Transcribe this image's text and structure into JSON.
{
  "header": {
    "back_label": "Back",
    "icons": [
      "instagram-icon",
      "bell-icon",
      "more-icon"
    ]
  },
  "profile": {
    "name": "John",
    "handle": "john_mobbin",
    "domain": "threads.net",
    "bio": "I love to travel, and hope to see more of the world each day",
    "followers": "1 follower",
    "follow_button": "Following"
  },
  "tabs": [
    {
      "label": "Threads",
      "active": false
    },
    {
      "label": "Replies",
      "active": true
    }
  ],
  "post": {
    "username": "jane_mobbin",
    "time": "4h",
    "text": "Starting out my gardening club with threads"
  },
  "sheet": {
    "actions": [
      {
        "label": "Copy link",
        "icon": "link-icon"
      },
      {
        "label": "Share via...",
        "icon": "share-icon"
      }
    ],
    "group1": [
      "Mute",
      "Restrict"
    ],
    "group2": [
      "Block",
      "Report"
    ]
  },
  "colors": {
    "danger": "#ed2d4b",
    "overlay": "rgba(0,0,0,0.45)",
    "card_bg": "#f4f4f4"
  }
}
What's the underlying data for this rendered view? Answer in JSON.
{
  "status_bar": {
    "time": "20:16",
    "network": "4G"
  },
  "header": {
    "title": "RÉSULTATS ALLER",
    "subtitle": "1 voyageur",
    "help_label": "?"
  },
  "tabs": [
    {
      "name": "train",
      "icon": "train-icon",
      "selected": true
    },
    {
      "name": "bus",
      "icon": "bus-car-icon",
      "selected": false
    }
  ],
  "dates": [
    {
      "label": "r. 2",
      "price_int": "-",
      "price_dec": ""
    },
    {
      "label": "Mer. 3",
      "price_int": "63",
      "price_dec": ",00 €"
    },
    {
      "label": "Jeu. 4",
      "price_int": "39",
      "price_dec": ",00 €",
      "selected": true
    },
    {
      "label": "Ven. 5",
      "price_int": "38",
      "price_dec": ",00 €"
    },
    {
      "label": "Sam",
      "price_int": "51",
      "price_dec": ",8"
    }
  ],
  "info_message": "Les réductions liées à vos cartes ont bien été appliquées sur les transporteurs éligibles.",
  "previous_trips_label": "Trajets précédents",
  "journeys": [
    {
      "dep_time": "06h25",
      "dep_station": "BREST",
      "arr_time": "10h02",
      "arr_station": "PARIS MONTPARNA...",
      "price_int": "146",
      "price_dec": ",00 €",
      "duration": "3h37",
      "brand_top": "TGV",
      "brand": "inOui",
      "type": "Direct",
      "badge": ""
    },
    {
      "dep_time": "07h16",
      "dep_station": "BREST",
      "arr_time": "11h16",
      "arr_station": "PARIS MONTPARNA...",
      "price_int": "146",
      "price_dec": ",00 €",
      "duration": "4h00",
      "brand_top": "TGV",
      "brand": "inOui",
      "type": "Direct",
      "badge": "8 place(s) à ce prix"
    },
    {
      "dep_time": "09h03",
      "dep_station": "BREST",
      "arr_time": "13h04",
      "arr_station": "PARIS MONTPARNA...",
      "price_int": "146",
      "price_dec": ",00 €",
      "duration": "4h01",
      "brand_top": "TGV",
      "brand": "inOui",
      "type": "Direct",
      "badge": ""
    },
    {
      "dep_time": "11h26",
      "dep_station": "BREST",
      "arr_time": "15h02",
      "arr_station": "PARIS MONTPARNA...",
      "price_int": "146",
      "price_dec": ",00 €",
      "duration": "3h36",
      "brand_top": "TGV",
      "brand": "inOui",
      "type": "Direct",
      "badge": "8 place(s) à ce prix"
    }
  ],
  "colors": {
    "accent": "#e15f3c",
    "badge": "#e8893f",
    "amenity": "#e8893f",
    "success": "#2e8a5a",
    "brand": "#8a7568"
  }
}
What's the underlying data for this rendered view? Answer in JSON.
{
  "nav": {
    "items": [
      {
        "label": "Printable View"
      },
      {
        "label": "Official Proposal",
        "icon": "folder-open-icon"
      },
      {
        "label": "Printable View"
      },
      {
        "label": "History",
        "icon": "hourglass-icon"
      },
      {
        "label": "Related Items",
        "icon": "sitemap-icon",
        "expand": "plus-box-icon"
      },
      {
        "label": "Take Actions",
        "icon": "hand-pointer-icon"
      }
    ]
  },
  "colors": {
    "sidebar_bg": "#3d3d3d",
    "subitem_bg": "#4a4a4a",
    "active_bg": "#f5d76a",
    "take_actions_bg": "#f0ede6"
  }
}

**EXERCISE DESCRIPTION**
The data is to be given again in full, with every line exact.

**TASK SOLUTION**
Transcribe this image's text and structure into JSON.
{
  "header": {
    "back_label": "Back",
    "icons": [
      "instagram-icon",
      "bell-icon",
      "more-icon"
    ]
  },
  "profile": {
    "name": "John",
    "handle": "john_mobbin",
    "domain": "threads.net",
    "bio": "I love to travel, and hope to see more of the world each day",
    "followers": "1 follower",
    "follow_button": "Following"
  },
  "tabs": [
    {
      "label": "Threads",
      "active": false
    },
    {
      "label": "Replies",
      "active": true
    }
  ],
  "post": {
    "username": "jane_mobbin",
    "time": "4h",
    "text": "Starting out my gardening club with threads"
  },
  "sheet": {
    "actions": [
      {
        "label": "Copy link",
        "icon": "link-icon"
      },
      {
        "label": "Share via...",
        "icon": "share-icon"
      }
    ],
    "group1": [
      "Mute",
      "Restrict"
    ],
    "group2": [
      "Block",
      "Report"
    ]
  },
  "colors": {
    "danger": "#ed2d4b",
    "overlay": "rgba(0,0,0,0.45)",
    "card_bg": "#f4f4f4"
  }
}
What's the underlying data for this rendered view? Answer in JSON.
{
  "status_bar": {
    "time": "20:16",
    "network": "4G"
  },
  "header": {
    "title": "RÉSULTATS ALLER",
    "subtitle": "1 voyageur",
    "help_label": "?"
  },
  "tabs": [
    {
      "name": "train",
      "icon": "train-icon",
      "selected": true
    },
    {
      "name": "bus",
      "icon": "bus-car-icon",
      "selected": false
    }
  ],
  "dates": [
    {
      "label": "r. 2",
      "price_int": "-",
      "price_dec": ""
    },
    {
      "label": "Mer. 3",
      "price_int": "63",
      "price_dec": ",00 €"
    },
    {
      "label": "Jeu. 4",
      "price_int": "39",
      "price_dec": ",00 €",
      "selected": true
    },
    {
      "label": "Ven. 5",
      "price_int": "38",
      "price_dec": ",00 €"
    },
    {
      "label": "Sam",
      "price_int": "51",
      "price_dec": ",8"
    }
  ],
  "info_message": "Les réductions liées à vos cartes ont bien été appliquées sur les transporteurs éligibles.",
  "previous_trips_label": "Trajets précédents",
  "journeys": [
    {
      "dep_time": "06h25",
      "dep_station": "BREST",
      "arr_time": "10h02",
      "arr_station": "PARIS MONTPARNA...",
      "price_int": "146",
      "price_dec": ",00 €",
      "duration": "3h37",
      "brand_top": "TGV",
      "brand": "inOui",
      "type": "Direct",
      "badge": ""
    },
    {
      "dep_time": "07h16",
      "dep_station": "BREST",
      "arr_time": "11h16",
      "arr_station": "PARIS MONTPARNA...",
      "price_int": "146",
      "price_dec": ",00 €",
      "duration": "4h00",
      "brand_top": "TGV",
      "brand": "inOui",
      "type": "Direct",
      "badge": "8 place(s) à ce prix"
    },
    {
      "dep_time": "09h03",
      "dep_station": "BREST",
      "arr_time": "13h04",
      "arr_station": "PARIS MONTPARNA...",
      "price_int": "146",
      "price_dec": ",00 €",
      "duration": "4h01",
      "brand_top": "TGV",
      "brand": "inOui",
      "type": "Direct",
      "badge": ""
    },
    {
      "dep_time": "11h26",
      "dep_station": "BREST",
      "arr_time": "15h02",
      "arr_station": "PARIS MONTPARNA...",
      "price_int": "146",
      "price_dec": ",00 €",
      "duration": "3h36",
      "brand_top": "TGV",
      "brand": "inOui",
      "type": "Direct",
      "badge": "8 place(s) à ce prix"
    }
  ],
  "colors": {
    "accent": "#e15f3c",
    "badge": "#e8893f",
    "amenity": "#e8893f",
    "success": "#2e8a5a",
    "brand": "#8a7568"
  }
}
What's the underlying data for this rendered view? Answer in JSON.
{
  "nav": {
    "items": [
      {
        "label": "Printable View"
      },
      {
        "label": "Official Proposal",
        "icon": "folder-open-icon"
      },
      {
        "label": "Printable View"
      },
      {
        "label": "History",
        "icon": "hourglass-icon"
      },
      {
        "label": "Related Items",
        "icon": "sitemap-icon",
        "expand": "plus-box-icon"
      },
      {
        "label": "Take Actions",
        "icon": "hand-pointer-icon"
      }
    ]
  },
  "colors": {
    "sidebar_bg": "#3d3d3d",
    "subitem_bg": "#4a4a4a",
    "active_bg": "#f5d76a",
    "take_actions_bg": "#f0ede6"
  }
}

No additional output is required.